How Big Pharma’s Money is Affecting Our Health and Our Wallets
Pharmaceutical companies have significant power and influence over our health – but this influence isn’t always positive. In order to push their products, pharmaceutical companies have paid doctors across a variety of fields of medicine to prescribe their drugs.
The Law Firm created this infographic to highlight big pharma spending and encourage a “conservative prescribing” approach, which will offer benefits to our health and wallets.
The doctor most highly profiting from big pharma money is Dr. Sujata Narayan, practitioner of family medicine, earning $43.9 million. Following close behind him are doctors of pediatric critical care, orthopaedic surgery, cardiovascular disease and neurological surgery earning anywhere from $22 million to $32.1 million from big pharma.
Some of the most recognizable names in the pharmaceutical industry have driven this trend. Genentech Inc., producer of Valium, Klonopin and Xenical, is by far the highest spending – topping in at $388 million. Patients managing anxiety disorders, seizures, panic attacks and obesity with this medication can expect to see symptoms ranging from drowsiness to psychosis and kidney problems, to name a few.
As well, companies like Johnson & Johnson, Pfizer and AstraZeneca were found to spend more on marketing than on the research and development of their products, with Johnson & Johnson spending more than double.
Rising drug prescriptions
All of this has contributed to the $1,112 the U.S. spends per capita on prescription drugs – more than any other country worldwide, and 4 times more than Mexico. This equates to more than 12 prescription drugs for the average American in a single year. For children this number is 4, and for seniors it rises to 27.
This infographic provides a detailed report of big pharma expenses from August 2013 to December 2014 – in which a total of $3.49 billion in disclosed payments were made.
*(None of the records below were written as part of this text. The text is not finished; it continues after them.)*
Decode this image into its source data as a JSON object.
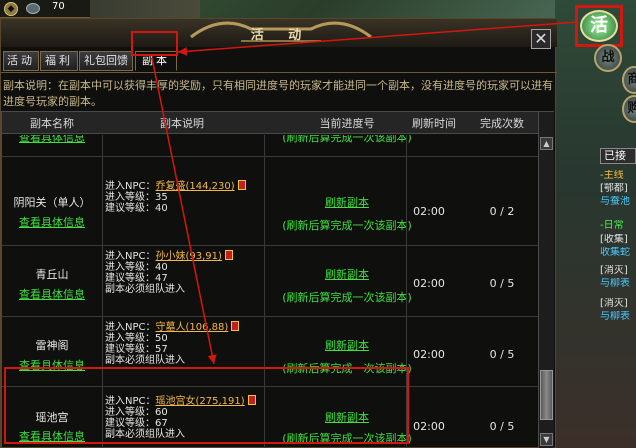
{
  "hud": {
    "level": "70"
  },
  "dialog": {
    "title": "活 动",
    "close": "✕",
    "tabs": [
      {
        "label": "活动"
      },
      {
        "label": "福利"
      },
      {
        "label": "礼包回馈"
      },
      {
        "label": "副本"
      }
    ],
    "description": "副本说明：在副本中可以获得丰厚的奖励，只有相同进度号的玩家才能进同一个副本，没有进度号的玩家可以进有进度号玩家的副本。"
  },
  "table": {
    "headers": [
      "副本名称",
      "副本说明",
      "当前进度号",
      "刷新时间",
      "完成次数"
    ],
    "top_partial": {
      "name": "查看具体信息",
      "note": "(刷新后算完成一次该副本)"
    },
    "rows": [
      {
        "name": "阴阳关（单人）",
        "view": "查看具体信息",
        "npc_prefix": "进入NPC：",
        "npc": "乔复盛(144,230)",
        "lines": [
          "进入等级：35",
          "建议等级：40"
        ],
        "refresh": "刷新副本",
        "note": "(刷新后算完成一次该副本)",
        "time": "02:00",
        "count": "0 / 2"
      },
      {
        "name": "青丘山",
        "view": "查看具体信息",
        "npc_prefix": "进入NPC：",
        "npc": "孙小妹(93,91)",
        "lines": [
          "进入等级：40",
          "建议等级：47",
          "副本必须组队进入"
        ],
        "refresh": "刷新副本",
        "note": "(刷新后算完成一次该副本)",
        "time": "02:00",
        "count": "0 / 5"
      },
      {
        "name": "雷神阁",
        "view": "查看具体信息",
        "npc_prefix": "进入NPC：",
        "npc": "守墓人(106,88)",
        "lines": [
          "进入等级：50",
          "建议等级：57",
          "副本必须组队进入"
        ],
        "refresh": "刷新副本",
        "note": "(刷新后算完成一次该副本)",
        "time": "02:00",
        "count": "0 / 5"
      },
      {
        "name": "瑶池宫",
        "view": "查看具体信息",
        "npc_prefix": "进入NPC：",
        "npc": "瑶池宫女(275,191)",
        "lines": [
          "进入等级：60",
          "建议等级：67",
          "副本必须组队进入"
        ],
        "refresh": "刷新副本",
        "note": "(刷新后算完成一次该副本)",
        "time": "02:00",
        "count": "0 / 5"
      }
    ]
  },
  "side": {
    "huo": "活",
    "btn2": "战",
    "btn3": "商",
    "btn4": "购",
    "accepted": "已接",
    "quests": [
      {
        "text": "-主线",
        "color": "gold"
      },
      {
        "text": "[鄂都]",
        "color": "white"
      },
      {
        "text": "与蚕池",
        "color": "blue"
      },
      {
        "text": "-日常",
        "color": "gold"
      },
      {
        "text": "[收集]",
        "color": "white"
      },
      {
        "text": "收集蛇",
        "color": "blue"
      },
      {
        "text": "[消灭]",
        "color": "white"
      },
      {
        "text": "与柳表",
        "color": "blue"
      },
      {
        "text": "[消灭]",
        "color": "white"
      },
      {
        "text": "与柳表",
        "color": "blue"
      }
    ]
  }
}
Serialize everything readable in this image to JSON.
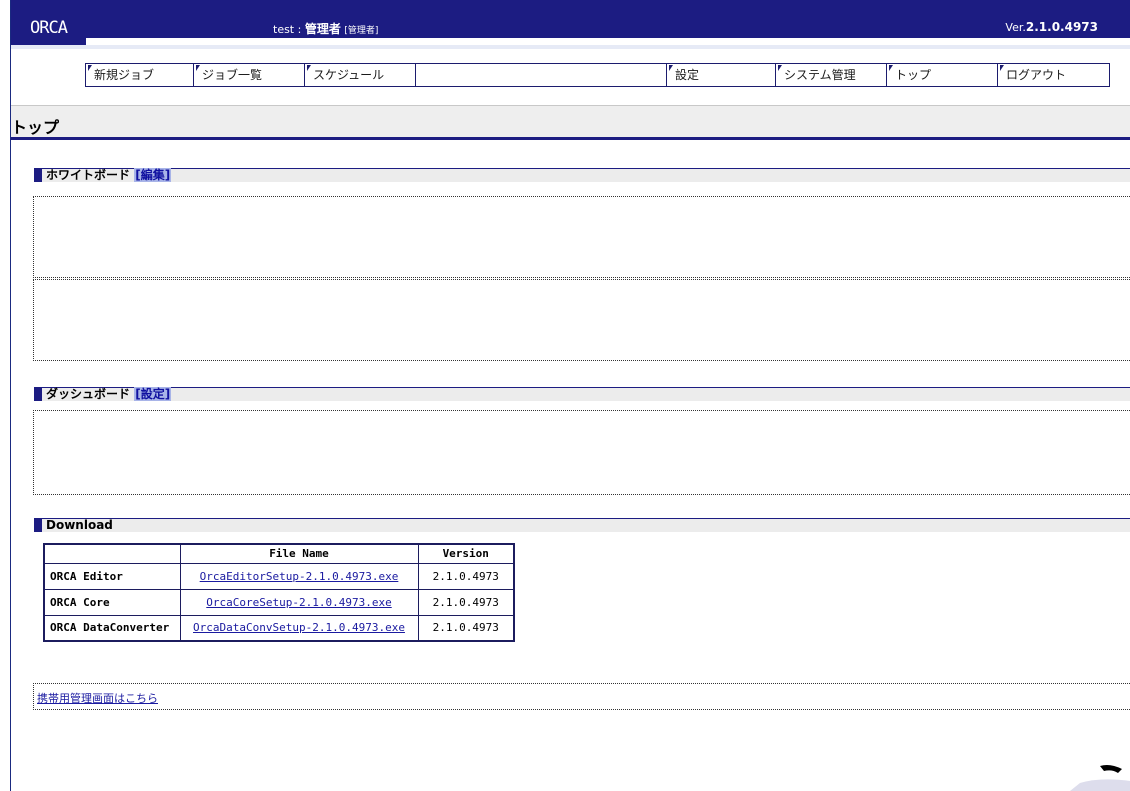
{
  "header": {
    "app_name": "ORCA",
    "user_id": "test :",
    "user_role": "管理者",
    "user_role_tag": "[管理者]",
    "version_prefix": "Ver.",
    "version": "2.1.0.4973",
    "bg_color": "#1c1c82"
  },
  "nav": {
    "items": [
      {
        "label": "新規ジョブ"
      },
      {
        "label": "ジョブ一覧"
      },
      {
        "label": "スケジュール"
      },
      {
        "label": "設定"
      },
      {
        "label": "システム管理"
      },
      {
        "label": "トップ"
      },
      {
        "label": "ログアウト"
      }
    ]
  },
  "page": {
    "title": "トップ"
  },
  "whiteboard": {
    "heading": "ホワイトボード",
    "edit_link": "[編集]"
  },
  "dashboard": {
    "heading": "ダッシュボード",
    "settings_link": "[設定]"
  },
  "download": {
    "heading": "Download",
    "columns": [
      "",
      "File Name",
      "Version"
    ],
    "rows": [
      {
        "name": "ORCA Editor",
        "file": "OrcaEditorSetup-2.1.0.4973.exe",
        "version": "2.1.0.4973"
      },
      {
        "name": "ORCA Core",
        "file": "OrcaCoreSetup-2.1.0.4973.exe",
        "version": "2.1.0.4973"
      },
      {
        "name": "ORCA DataConverter",
        "file": "OrcaDataConvSetup-2.1.0.4973.exe",
        "version": "2.1.0.4973"
      }
    ]
  },
  "mobile_link": "携帯用管理画面はこちら"
}
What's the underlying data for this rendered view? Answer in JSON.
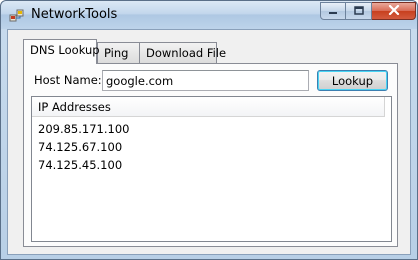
{
  "window": {
    "title": "NetworkTools",
    "icons": {
      "app": "network-app-icon",
      "minimize": "minimize-icon",
      "maximize": "maximize-icon",
      "close": "close-icon"
    },
    "colors": {
      "title_bar": "#c3d7ec",
      "close_button": "#c7401f",
      "client_bg": "#f0f0f0",
      "button_focus": "#3c7fb1"
    }
  },
  "tabs": [
    {
      "label": "DNS Lookup",
      "selected": true
    },
    {
      "label": "Ping",
      "selected": false
    },
    {
      "label": "Download File",
      "selected": false
    }
  ],
  "dns_lookup": {
    "host_label": "Host Name:",
    "host_value": "google.com",
    "lookup_button": "Lookup",
    "results": {
      "column_header": "IP Addresses",
      "rows": [
        "209.85.171.100",
        "74.125.67.100",
        "74.125.45.100"
      ]
    }
  }
}
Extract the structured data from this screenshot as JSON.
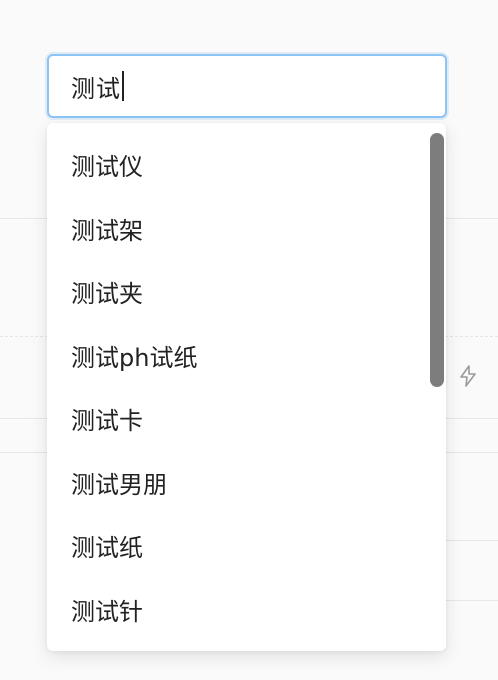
{
  "search": {
    "value": "测试"
  },
  "suggestions": [
    "测试仪",
    "测试架",
    "测试夹",
    "测试ph试纸",
    "测试卡",
    "测试男朋",
    "测试纸",
    "测试针"
  ],
  "icons": {
    "background_action": "lightning-icon"
  },
  "colors": {
    "focus_border": "#8ec4f4",
    "scrollbar": "#7d7d7d",
    "text": "#222222"
  }
}
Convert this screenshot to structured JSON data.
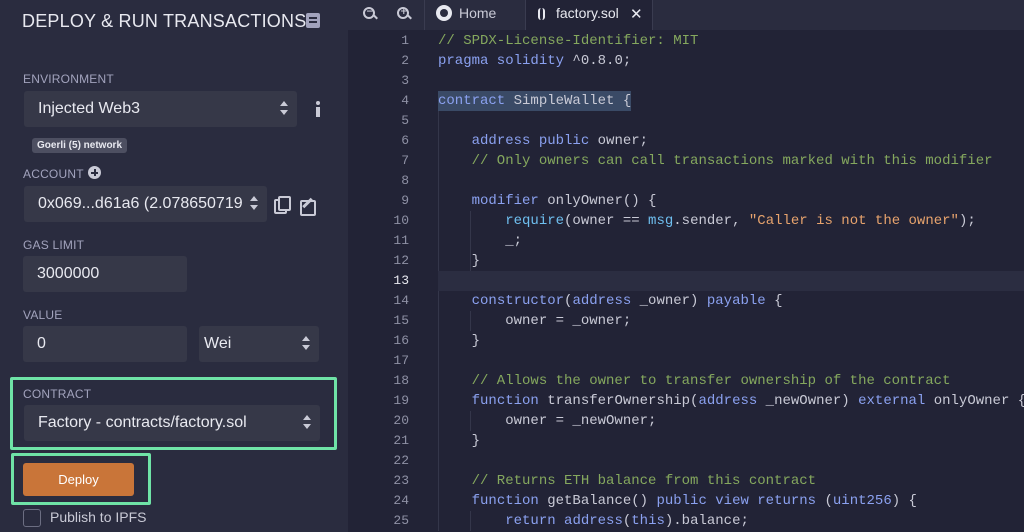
{
  "left_panel": {
    "title": "DEPLOY & RUN TRANSACTIONS",
    "environment": {
      "label": "ENVIRONMENT",
      "value": "Injected Web3",
      "network_badge": "Goerli (5) network"
    },
    "account": {
      "label": "ACCOUNT",
      "value": "0x069...d61a6 (2.078650719"
    },
    "gas_limit": {
      "label": "GAS LIMIT",
      "value": "3000000"
    },
    "value": {
      "label": "VALUE",
      "amount": "0",
      "unit": "Wei"
    },
    "contract": {
      "label": "CONTRACT",
      "value": "Factory - contracts/factory.sol"
    },
    "deploy_label": "Deploy",
    "publish_label": "Publish to IPFS",
    "highlight_color": "#6fe3a7",
    "deploy_color": "#c97539"
  },
  "editor": {
    "tabs": [
      {
        "label": "Home"
      },
      {
        "label": "factory.sol",
        "close": "✕"
      }
    ],
    "zoom_out_glyph": "−",
    "zoom_in_glyph": "+",
    "current_line": 13,
    "lines": [
      {
        "n": "1",
        "tokens": [
          {
            "t": "// SPDX-License-Identifier: MIT",
            "c": "com"
          }
        ]
      },
      {
        "n": "2",
        "tokens": [
          {
            "t": "pragma solidity",
            "c": "kw"
          },
          {
            "t": " ^0.8.0;",
            "c": ""
          }
        ]
      },
      {
        "n": "3",
        "tokens": []
      },
      {
        "n": "4",
        "tokens": [
          {
            "t": "contract",
            "c": "kw"
          },
          {
            "t": " SimpleWallet {",
            "c": ""
          }
        ]
      },
      {
        "n": "5",
        "tokens": []
      },
      {
        "n": "6",
        "tokens": [
          {
            "t": "    ",
            "c": ""
          },
          {
            "t": "address public",
            "c": "kw"
          },
          {
            "t": " owner;",
            "c": ""
          }
        ]
      },
      {
        "n": "7",
        "tokens": [
          {
            "t": "    // Only owners can call transactions marked with this modifier",
            "c": "com"
          }
        ]
      },
      {
        "n": "8",
        "tokens": []
      },
      {
        "n": "9",
        "tokens": [
          {
            "t": "    ",
            "c": ""
          },
          {
            "t": "modifier",
            "c": "kw"
          },
          {
            "t": " onlyOwner() {",
            "c": ""
          }
        ]
      },
      {
        "n": "10",
        "tokens": [
          {
            "t": "        ",
            "c": ""
          },
          {
            "t": "require",
            "c": "typ"
          },
          {
            "t": "(owner == ",
            "c": ""
          },
          {
            "t": "msg",
            "c": "typ"
          },
          {
            "t": ".sender, ",
            "c": ""
          },
          {
            "t": "\"Caller is not the owner\"",
            "c": "str"
          },
          {
            "t": ");",
            "c": ""
          }
        ]
      },
      {
        "n": "11",
        "tokens": [
          {
            "t": "        _;",
            "c": ""
          }
        ]
      },
      {
        "n": "12",
        "tokens": [
          {
            "t": "    }",
            "c": ""
          }
        ]
      },
      {
        "n": "13",
        "tokens": []
      },
      {
        "n": "14",
        "tokens": [
          {
            "t": "    ",
            "c": ""
          },
          {
            "t": "constructor",
            "c": "kw"
          },
          {
            "t": "(",
            "c": ""
          },
          {
            "t": "address",
            "c": "kw"
          },
          {
            "t": " _owner) ",
            "c": ""
          },
          {
            "t": "payable",
            "c": "kw"
          },
          {
            "t": " {",
            "c": ""
          }
        ]
      },
      {
        "n": "15",
        "tokens": [
          {
            "t": "        owner = _owner;",
            "c": ""
          }
        ]
      },
      {
        "n": "16",
        "tokens": [
          {
            "t": "    }",
            "c": ""
          }
        ]
      },
      {
        "n": "17",
        "tokens": []
      },
      {
        "n": "18",
        "tokens": [
          {
            "t": "    // Allows the owner to transfer ownership of the contract",
            "c": "com"
          }
        ]
      },
      {
        "n": "19",
        "tokens": [
          {
            "t": "    ",
            "c": ""
          },
          {
            "t": "function",
            "c": "kw"
          },
          {
            "t": " transferOwnership(",
            "c": ""
          },
          {
            "t": "address",
            "c": "kw"
          },
          {
            "t": " _newOwner) ",
            "c": ""
          },
          {
            "t": "external",
            "c": "kw"
          },
          {
            "t": " onlyOwner {",
            "c": ""
          }
        ]
      },
      {
        "n": "20",
        "tokens": [
          {
            "t": "        owner = _newOwner;",
            "c": ""
          }
        ]
      },
      {
        "n": "21",
        "tokens": [
          {
            "t": "    }",
            "c": ""
          }
        ]
      },
      {
        "n": "22",
        "tokens": []
      },
      {
        "n": "23",
        "tokens": [
          {
            "t": "    // Returns ETH balance from this contract",
            "c": "com"
          }
        ]
      },
      {
        "n": "24",
        "tokens": [
          {
            "t": "    ",
            "c": ""
          },
          {
            "t": "function",
            "c": "kw"
          },
          {
            "t": " getBalance() ",
            "c": ""
          },
          {
            "t": "public view returns",
            "c": "kw"
          },
          {
            "t": " (",
            "c": ""
          },
          {
            "t": "uint256",
            "c": "kw"
          },
          {
            "t": ") {",
            "c": ""
          }
        ]
      },
      {
        "n": "25",
        "tokens": [
          {
            "t": "        ",
            "c": ""
          },
          {
            "t": "return",
            "c": "kw"
          },
          {
            "t": " ",
            "c": ""
          },
          {
            "t": "address",
            "c": "kw"
          },
          {
            "t": "(",
            "c": ""
          },
          {
            "t": "this",
            "c": "kw"
          },
          {
            "t": ").balance;",
            "c": ""
          }
        ]
      }
    ]
  }
}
Read through the infographic to learn more about the impact of these companies on the health and finances of Americans.